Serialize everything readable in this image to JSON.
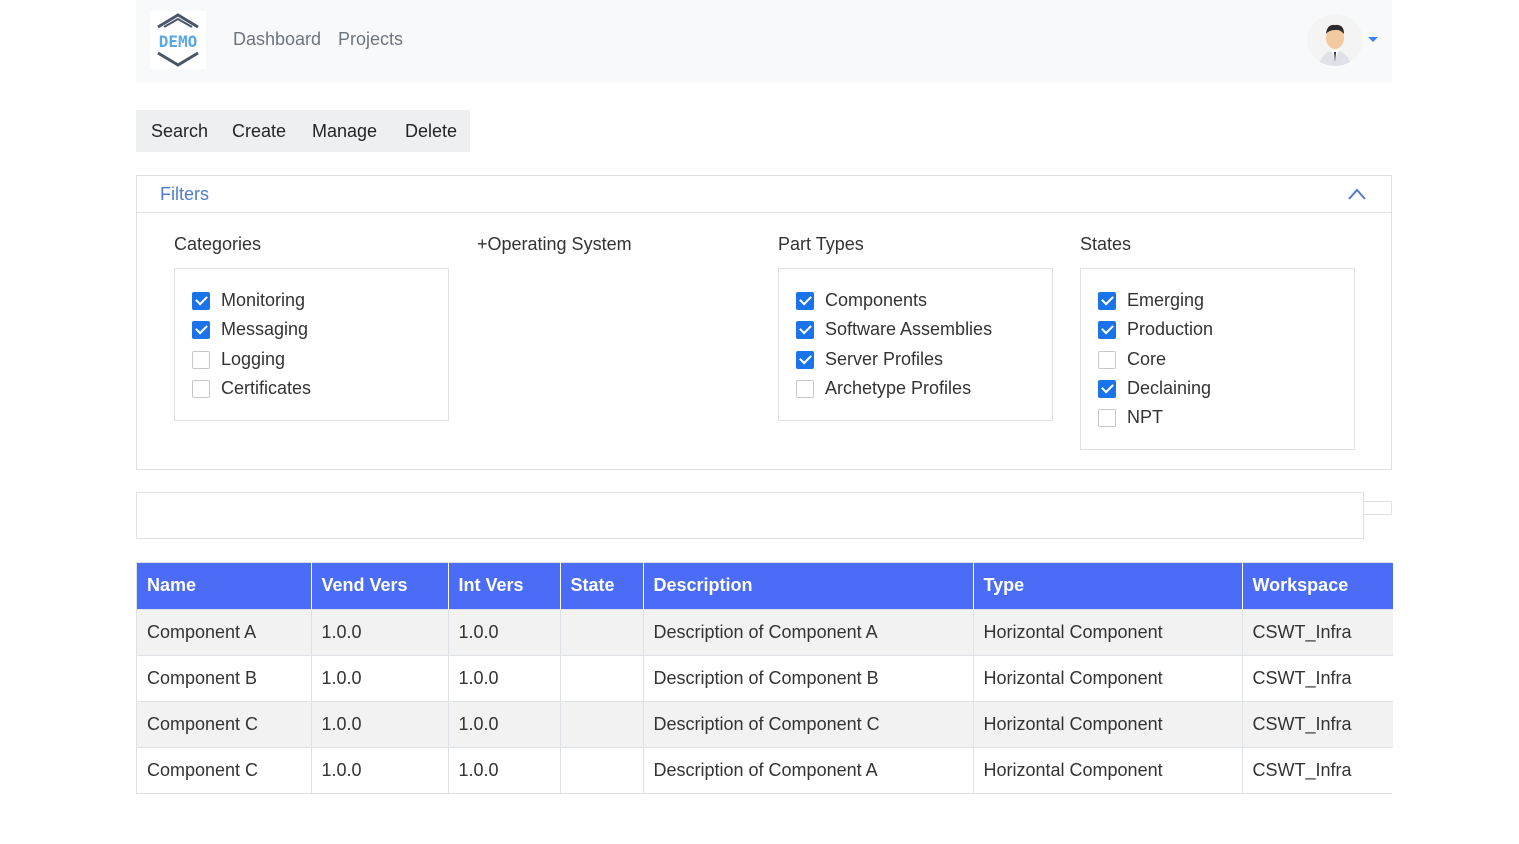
{
  "header": {
    "logo_text": "DEMO",
    "nav": [
      {
        "label": "Dashboard"
      },
      {
        "label": "Projects"
      }
    ]
  },
  "actions": [
    {
      "label": "Search"
    },
    {
      "label": "Create"
    },
    {
      "label": "Manage"
    },
    {
      "label": "Delete"
    }
  ],
  "filters": {
    "title": "Filters",
    "categories": {
      "label": "Categories",
      "items": [
        {
          "label": "Monitoring",
          "checked": true
        },
        {
          "label": "Messaging",
          "checked": true
        },
        {
          "label": "Logging",
          "checked": false
        },
        {
          "label": "Certificates",
          "checked": false
        }
      ]
    },
    "operating_system": {
      "label": "+Operating System"
    },
    "part_types": {
      "label": "Part Types",
      "items": [
        {
          "label": "Components",
          "checked": true
        },
        {
          "label": "Software Assemblies",
          "checked": true
        },
        {
          "label": "Server Profiles",
          "checked": true
        },
        {
          "label": "Archetype Profiles",
          "checked": false
        }
      ]
    },
    "states": {
      "label": "States",
      "items": [
        {
          "label": "Emerging",
          "checked": true
        },
        {
          "label": "Production",
          "checked": true
        },
        {
          "label": "Core",
          "checked": false
        },
        {
          "label": "Declaining",
          "checked": true
        },
        {
          "label": "NPT",
          "checked": false
        }
      ]
    }
  },
  "table": {
    "columns": [
      "Name",
      "Vend Vers",
      "Int Vers",
      "State",
      "Description",
      "Type",
      "Workspace"
    ],
    "rows": [
      [
        "Component A",
        "1.0.0",
        "1.0.0",
        "",
        "Description of Component A",
        "Horizontal Component",
        "CSWT_Infra"
      ],
      [
        "Component B",
        "1.0.0",
        "1.0.0",
        "",
        "Description of Component B",
        "Horizontal Component",
        "CSWT_Infra"
      ],
      [
        "Component C",
        "1.0.0",
        "1.0.0",
        "",
        "Description of Component C",
        "Horizontal Component",
        "CSWT_Infra"
      ],
      [
        "Component C",
        "1.0.0",
        "1.0.0",
        "",
        "Description of Component A",
        "Horizontal Component",
        "CSWT_Infra"
      ]
    ]
  },
  "colors": {
    "accent": "#1a73e8",
    "table_header": "#4b6cf6",
    "filters_title": "#4e7ccf"
  }
}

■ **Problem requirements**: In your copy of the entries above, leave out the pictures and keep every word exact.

■ **Exercise output**:
Serialize everything readable in this image to JSON.
{
  "header": {
    "logo_text": "DEMO",
    "nav": [
      {
        "label": "Dashboard"
      },
      {
        "label": "Projects"
      }
    ]
  },
  "actions": [
    {
      "label": "Search"
    },
    {
      "label": "Create"
    },
    {
      "label": "Manage"
    },
    {
      "label": "Delete"
    }
  ],
  "filters": {
    "title": "Filters",
    "categories": {
      "label": "Categories",
      "items": [
        {
          "label": "Monitoring",
          "checked": true
        },
        {
          "label": "Messaging",
          "checked": true
        },
        {
          "label": "Logging",
          "checked": false
        },
        {
          "label": "Certificates",
          "checked": false
        }
      ]
    },
    "operating_system": {
      "label": "+Operating System"
    },
    "part_types": {
      "label": "Part Types",
      "items": [
        {
          "label": "Components",
          "checked": true
        },
        {
          "label": "Software Assemblies",
          "checked": true
        },
        {
          "label": "Server Profiles",
          "checked": true
        },
        {
          "label": "Archetype Profiles",
          "checked": false
        }
      ]
    },
    "states": {
      "label": "States",
      "items": [
        {
          "label": "Emerging",
          "checked": true
        },
        {
          "label": "Production",
          "checked": true
        },
        {
          "label": "Core",
          "checked": false
        },
        {
          "label": "Declaining",
          "checked": true
        },
        {
          "label": "NPT",
          "checked": false
        }
      ]
    }
  },
  "table": {
    "columns": [
      "Name",
      "Vend Vers",
      "Int Vers",
      "State",
      "Description",
      "Type",
      "Workspace"
    ],
    "rows": [
      [
        "Component A",
        "1.0.0",
        "1.0.0",
        "",
        "Description of Component A",
        "Horizontal Component",
        "CSWT_Infra"
      ],
      [
        "Component B",
        "1.0.0",
        "1.0.0",
        "",
        "Description of Component B",
        "Horizontal Component",
        "CSWT_Infra"
      ],
      [
        "Component C",
        "1.0.0",
        "1.0.0",
        "",
        "Description of Component C",
        "Horizontal Component",
        "CSWT_Infra"
      ],
      [
        "Component C",
        "1.0.0",
        "1.0.0",
        "",
        "Description of Component A",
        "Horizontal Component",
        "CSWT_Infra"
      ]
    ]
  },
  "colors": {
    "accent": "#1a73e8",
    "table_header": "#4b6cf6",
    "filters_title": "#4e7ccf"
  }
}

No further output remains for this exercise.